1. Linking producers to one another and to ag professional staff through local agritourism workshops. Given the limited degree to which producers communicate with one another about agritourism, we were able to highlight some potential mentors for producers (including Extension staff who are playing an extremely important role in regional agritourism development).
2. The curriculum provides an on-the-shelf resource for the technical advisors supporting agritourism around the state. Fifty-six percent indicated that they had referred to their Planning for Success materials, and 31% had distributed handouts following the workshops. One hundred percent of those technical advisors surveyed said they would recommend the workshop to other professionals.
3. The curriculum and factsheets are references for other states interested in stimulating agritourism development. To that end, we sent all the project materials, including survey instruments to Ohio State University for them to use as a springboard for their own programming.

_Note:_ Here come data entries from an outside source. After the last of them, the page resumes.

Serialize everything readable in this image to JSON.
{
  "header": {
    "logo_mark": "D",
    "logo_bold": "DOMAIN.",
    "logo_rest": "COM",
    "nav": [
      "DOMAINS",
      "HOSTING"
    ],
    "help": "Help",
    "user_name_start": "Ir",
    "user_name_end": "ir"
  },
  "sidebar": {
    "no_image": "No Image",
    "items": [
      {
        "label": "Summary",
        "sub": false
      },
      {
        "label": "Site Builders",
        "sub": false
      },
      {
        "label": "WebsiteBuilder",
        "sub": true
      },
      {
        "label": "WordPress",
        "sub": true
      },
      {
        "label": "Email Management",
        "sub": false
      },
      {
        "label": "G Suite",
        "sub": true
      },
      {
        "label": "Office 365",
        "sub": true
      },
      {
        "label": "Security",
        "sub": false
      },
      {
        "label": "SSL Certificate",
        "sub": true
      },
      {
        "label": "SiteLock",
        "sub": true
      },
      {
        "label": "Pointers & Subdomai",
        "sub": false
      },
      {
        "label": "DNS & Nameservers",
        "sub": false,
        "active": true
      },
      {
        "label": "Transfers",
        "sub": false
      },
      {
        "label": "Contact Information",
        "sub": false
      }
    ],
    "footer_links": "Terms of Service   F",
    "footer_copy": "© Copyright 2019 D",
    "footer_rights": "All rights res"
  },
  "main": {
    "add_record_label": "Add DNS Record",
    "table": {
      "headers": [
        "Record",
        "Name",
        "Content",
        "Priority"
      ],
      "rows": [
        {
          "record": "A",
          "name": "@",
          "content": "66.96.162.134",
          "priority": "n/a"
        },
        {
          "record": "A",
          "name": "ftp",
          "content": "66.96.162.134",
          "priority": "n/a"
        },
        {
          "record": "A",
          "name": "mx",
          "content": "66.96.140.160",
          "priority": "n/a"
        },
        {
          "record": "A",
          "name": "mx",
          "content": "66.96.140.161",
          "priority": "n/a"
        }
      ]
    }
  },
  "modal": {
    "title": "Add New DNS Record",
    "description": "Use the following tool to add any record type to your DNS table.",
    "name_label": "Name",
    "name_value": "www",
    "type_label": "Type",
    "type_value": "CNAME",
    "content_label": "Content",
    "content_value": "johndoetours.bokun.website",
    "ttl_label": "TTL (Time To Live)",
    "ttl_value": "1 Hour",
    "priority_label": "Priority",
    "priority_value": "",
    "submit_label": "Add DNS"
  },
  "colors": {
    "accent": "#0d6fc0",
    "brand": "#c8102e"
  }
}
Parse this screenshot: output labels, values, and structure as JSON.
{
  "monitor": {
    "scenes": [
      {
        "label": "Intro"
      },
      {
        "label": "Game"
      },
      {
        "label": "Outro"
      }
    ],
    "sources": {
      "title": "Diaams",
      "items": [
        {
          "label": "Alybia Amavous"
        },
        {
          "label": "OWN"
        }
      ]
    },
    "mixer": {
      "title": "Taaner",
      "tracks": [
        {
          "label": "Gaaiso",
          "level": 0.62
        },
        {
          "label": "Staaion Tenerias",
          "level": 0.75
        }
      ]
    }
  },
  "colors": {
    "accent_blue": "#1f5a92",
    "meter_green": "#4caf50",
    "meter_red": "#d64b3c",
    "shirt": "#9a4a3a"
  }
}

1. Have a method for expecting deliverables within a specific timeframe. Perhaps it is also the nature of this project that people need time to explore agritourism as it might work for their specific businesses, but it was hard for us to deliver an introductory curriculum and then follow up with specific business planning assistance. When we did a second workshop in Mancos in the Southwest, for example, we still had problems getting participants to fill out their business plans, as some had shifted their intentions after the first workshop so they were basically “starting from scratch”. It is fair to say that we over-estimated the speed at which producers would make business decisions based on agritourism, a situation that was exacerbated by the recession that began in 2008. However, evaluations from the follow-up workshop in southwest Colorado indicate that participants gained a lot of knowledge from the process, especially in understanding the role legal business structures to protect business and personal assets and liability coverage for agritourism enterprises. Participants rated their overall change in perceived knowledge higher for this workshop than for any other, illustrating the benefits of more intensive work with individual producers.
2. Our goals for this project were probably too broad in that we wanted to educate a large number of producers and then move into business planning with them, while at the same time develop capacity among ag professional staff as technical advisors. In reality, we were successful in reaching a large group of ag producers and their technical advisors and providing them with important risk management evaluation information and community development networks that they could use to make business planning and implementation decisions. We were also able to respond to requests from organizations that support producer development. However, because we continued to respond to requests for workshops and presentations from around the state, we invested less in following up with individual business owners on the status of their business plans and offering one-on-one technical assistance.
3. Western SARE’s investment in this project was a tremendous asset and helped agritourism become much more recognized as a type of income-generating tourism for agricultural producers, as well as a mechanism for community development. The support also allowed us to bring in advisors with technical knowledge that fell outside the purview of Extension and our other collaborators, such as legal advice on business structures, accounting practices that aid in farm and personal asset protection, and liability coverage. Western SARE’s support provided legitimacy in the eyes of many ag producers and their advisors, and allowed us to leverage state resources to build Colorado’s initial agritourism infrastructure.